**Activity:**
Reproduce the records precisely. Every line should be included.

(Raw data Opens)

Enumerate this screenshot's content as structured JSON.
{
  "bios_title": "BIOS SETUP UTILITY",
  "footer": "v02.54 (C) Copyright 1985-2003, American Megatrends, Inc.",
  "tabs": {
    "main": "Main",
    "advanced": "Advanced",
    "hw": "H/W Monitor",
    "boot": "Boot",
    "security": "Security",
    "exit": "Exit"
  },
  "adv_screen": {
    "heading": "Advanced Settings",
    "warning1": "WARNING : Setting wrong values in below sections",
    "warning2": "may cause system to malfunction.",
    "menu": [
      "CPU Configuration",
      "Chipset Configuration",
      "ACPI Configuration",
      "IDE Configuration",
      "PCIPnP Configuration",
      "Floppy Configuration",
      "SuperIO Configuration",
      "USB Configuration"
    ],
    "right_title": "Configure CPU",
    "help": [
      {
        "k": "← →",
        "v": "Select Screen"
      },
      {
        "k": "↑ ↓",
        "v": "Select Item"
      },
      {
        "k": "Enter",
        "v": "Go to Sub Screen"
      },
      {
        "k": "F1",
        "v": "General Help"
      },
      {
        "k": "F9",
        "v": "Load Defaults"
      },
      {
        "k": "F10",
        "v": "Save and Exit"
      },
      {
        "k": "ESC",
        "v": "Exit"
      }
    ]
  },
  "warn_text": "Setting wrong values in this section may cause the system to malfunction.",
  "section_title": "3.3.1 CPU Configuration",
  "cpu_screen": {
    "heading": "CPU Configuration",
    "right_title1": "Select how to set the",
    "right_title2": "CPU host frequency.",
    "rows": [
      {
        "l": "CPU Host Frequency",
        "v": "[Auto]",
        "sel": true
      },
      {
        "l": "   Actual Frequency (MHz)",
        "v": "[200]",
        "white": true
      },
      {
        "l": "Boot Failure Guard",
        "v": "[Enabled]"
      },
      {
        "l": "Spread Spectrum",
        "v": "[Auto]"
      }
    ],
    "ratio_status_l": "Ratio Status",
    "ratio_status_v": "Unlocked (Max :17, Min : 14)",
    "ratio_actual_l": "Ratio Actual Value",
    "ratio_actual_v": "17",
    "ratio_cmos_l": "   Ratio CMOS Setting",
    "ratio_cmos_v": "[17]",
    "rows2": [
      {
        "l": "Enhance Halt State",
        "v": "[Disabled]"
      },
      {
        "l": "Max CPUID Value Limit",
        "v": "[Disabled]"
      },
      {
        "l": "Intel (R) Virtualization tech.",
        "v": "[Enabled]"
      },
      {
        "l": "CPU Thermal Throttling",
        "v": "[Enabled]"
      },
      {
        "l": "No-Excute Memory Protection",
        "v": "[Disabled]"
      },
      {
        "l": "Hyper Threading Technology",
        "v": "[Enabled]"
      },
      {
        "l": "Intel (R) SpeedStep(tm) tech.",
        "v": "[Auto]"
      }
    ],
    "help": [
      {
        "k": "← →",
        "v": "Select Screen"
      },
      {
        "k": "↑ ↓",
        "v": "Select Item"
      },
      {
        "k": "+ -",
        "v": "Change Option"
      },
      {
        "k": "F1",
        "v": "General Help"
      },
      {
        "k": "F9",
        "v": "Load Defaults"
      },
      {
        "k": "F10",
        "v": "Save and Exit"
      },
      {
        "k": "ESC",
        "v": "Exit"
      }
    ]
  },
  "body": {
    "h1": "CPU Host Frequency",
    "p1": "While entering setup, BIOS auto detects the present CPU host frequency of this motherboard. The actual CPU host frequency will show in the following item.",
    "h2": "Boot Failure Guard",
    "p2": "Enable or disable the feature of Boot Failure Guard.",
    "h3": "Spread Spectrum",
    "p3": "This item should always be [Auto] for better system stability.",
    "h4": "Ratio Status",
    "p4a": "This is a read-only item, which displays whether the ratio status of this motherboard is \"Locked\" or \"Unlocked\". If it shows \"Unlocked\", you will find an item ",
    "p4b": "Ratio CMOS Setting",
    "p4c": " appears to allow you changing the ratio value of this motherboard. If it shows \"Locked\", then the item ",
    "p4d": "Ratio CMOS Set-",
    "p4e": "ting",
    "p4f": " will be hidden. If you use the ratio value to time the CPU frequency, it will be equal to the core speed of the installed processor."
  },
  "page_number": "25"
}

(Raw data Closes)

**Your solution:**
Enumerate this screenshot's content as structured JSON.
{
  "bios_title": "BIOS SETUP UTILITY",
  "footer": "v02.54 (C) Copyright 1985-2003, American Megatrends, Inc.",
  "tabs": {
    "main": "Main",
    "advanced": "Advanced",
    "hw": "H/W Monitor",
    "boot": "Boot",
    "security": "Security",
    "exit": "Exit"
  },
  "adv_screen": {
    "heading": "Advanced Settings",
    "warning1": "WARNING : Setting wrong values in below sections",
    "warning2": "may cause system to malfunction.",
    "menu": [
      "CPU Configuration",
      "Chipset Configuration",
      "ACPI Configuration",
      "IDE Configuration",
      "PCIPnP Configuration",
      "Floppy Configuration",
      "SuperIO Configuration",
      "USB Configuration"
    ],
    "right_title": "Configure CPU",
    "help": [
      {
        "k": "← →",
        "v": "Select Screen"
      },
      {
        "k": "↑ ↓",
        "v": "Select Item"
      },
      {
        "k": "Enter",
        "v": "Go to Sub Screen"
      },
      {
        "k": "F1",
        "v": "General Help"
      },
      {
        "k": "F9",
        "v": "Load Defaults"
      },
      {
        "k": "F10",
        "v": "Save and Exit"
      },
      {
        "k": "ESC",
        "v": "Exit"
      }
    ]
  },
  "warn_text": "Setting wrong values in this section may cause the system to malfunction.",
  "section_title": "3.3.1 CPU Configuration",
  "cpu_screen": {
    "heading": "CPU Configuration",
    "right_title1": "Select how to set the",
    "right_title2": "CPU host frequency.",
    "rows": [
      {
        "l": "CPU Host Frequency",
        "v": "[Auto]",
        "sel": true
      },
      {
        "l": "   Actual Frequency (MHz)",
        "v": "[200]",
        "white": true
      },
      {
        "l": "Boot Failure Guard",
        "v": "[Enabled]"
      },
      {
        "l": "Spread Spectrum",
        "v": "[Auto]"
      }
    ],
    "ratio_status_l": "Ratio Status",
    "ratio_status_v": "Unlocked (Max :17, Min : 14)",
    "ratio_actual_l": "Ratio Actual Value",
    "ratio_actual_v": "17",
    "ratio_cmos_l": "   Ratio CMOS Setting",
    "ratio_cmos_v": "[17]",
    "rows2": [
      {
        "l": "Enhance Halt State",
        "v": "[Disabled]"
      },
      {
        "l": "Max CPUID Value Limit",
        "v": "[Disabled]"
      },
      {
        "l": "Intel (R) Virtualization tech.",
        "v": "[Enabled]"
      },
      {
        "l": "CPU Thermal Throttling",
        "v": "[Enabled]"
      },
      {
        "l": "No-Excute Memory Protection",
        "v": "[Disabled]"
      },
      {
        "l": "Hyper Threading Technology",
        "v": "[Enabled]"
      },
      {
        "l": "Intel (R) SpeedStep(tm) tech.",
        "v": "[Auto]"
      }
    ],
    "help": [
      {
        "k": "← →",
        "v": "Select Screen"
      },
      {
        "k": "↑ ↓",
        "v": "Select Item"
      },
      {
        "k": "+ -",
        "v": "Change Option"
      },
      {
        "k": "F1",
        "v": "General Help"
      },
      {
        "k": "F9",
        "v": "Load Defaults"
      },
      {
        "k": "F10",
        "v": "Save and Exit"
      },
      {
        "k": "ESC",
        "v": "Exit"
      }
    ]
  },
  "body": {
    "h1": "CPU Host Frequency",
    "p1": "While entering setup, BIOS auto detects the present CPU host frequency of this motherboard. The actual CPU host frequency will show in the following item.",
    "h2": "Boot Failure Guard",
    "p2": "Enable or disable the feature of Boot Failure Guard.",
    "h3": "Spread Spectrum",
    "p3": "This item should always be [Auto] for better system stability.",
    "h4": "Ratio Status",
    "p4a": "This is a read-only item, which displays whether the ratio status of this motherboard is \"Locked\" or \"Unlocked\". If it shows \"Unlocked\", you will find an item ",
    "p4b": "Ratio CMOS Setting",
    "p4c": " appears to allow you changing the ratio value of this motherboard. If it shows \"Locked\", then the item ",
    "p4d": "Ratio CMOS Set-",
    "p4e": "ting",
    "p4f": " will be hidden. If you use the ratio value to time the CPU frequency, it will be equal to the core speed of the installed processor."
  },
  "page_number": "25"
}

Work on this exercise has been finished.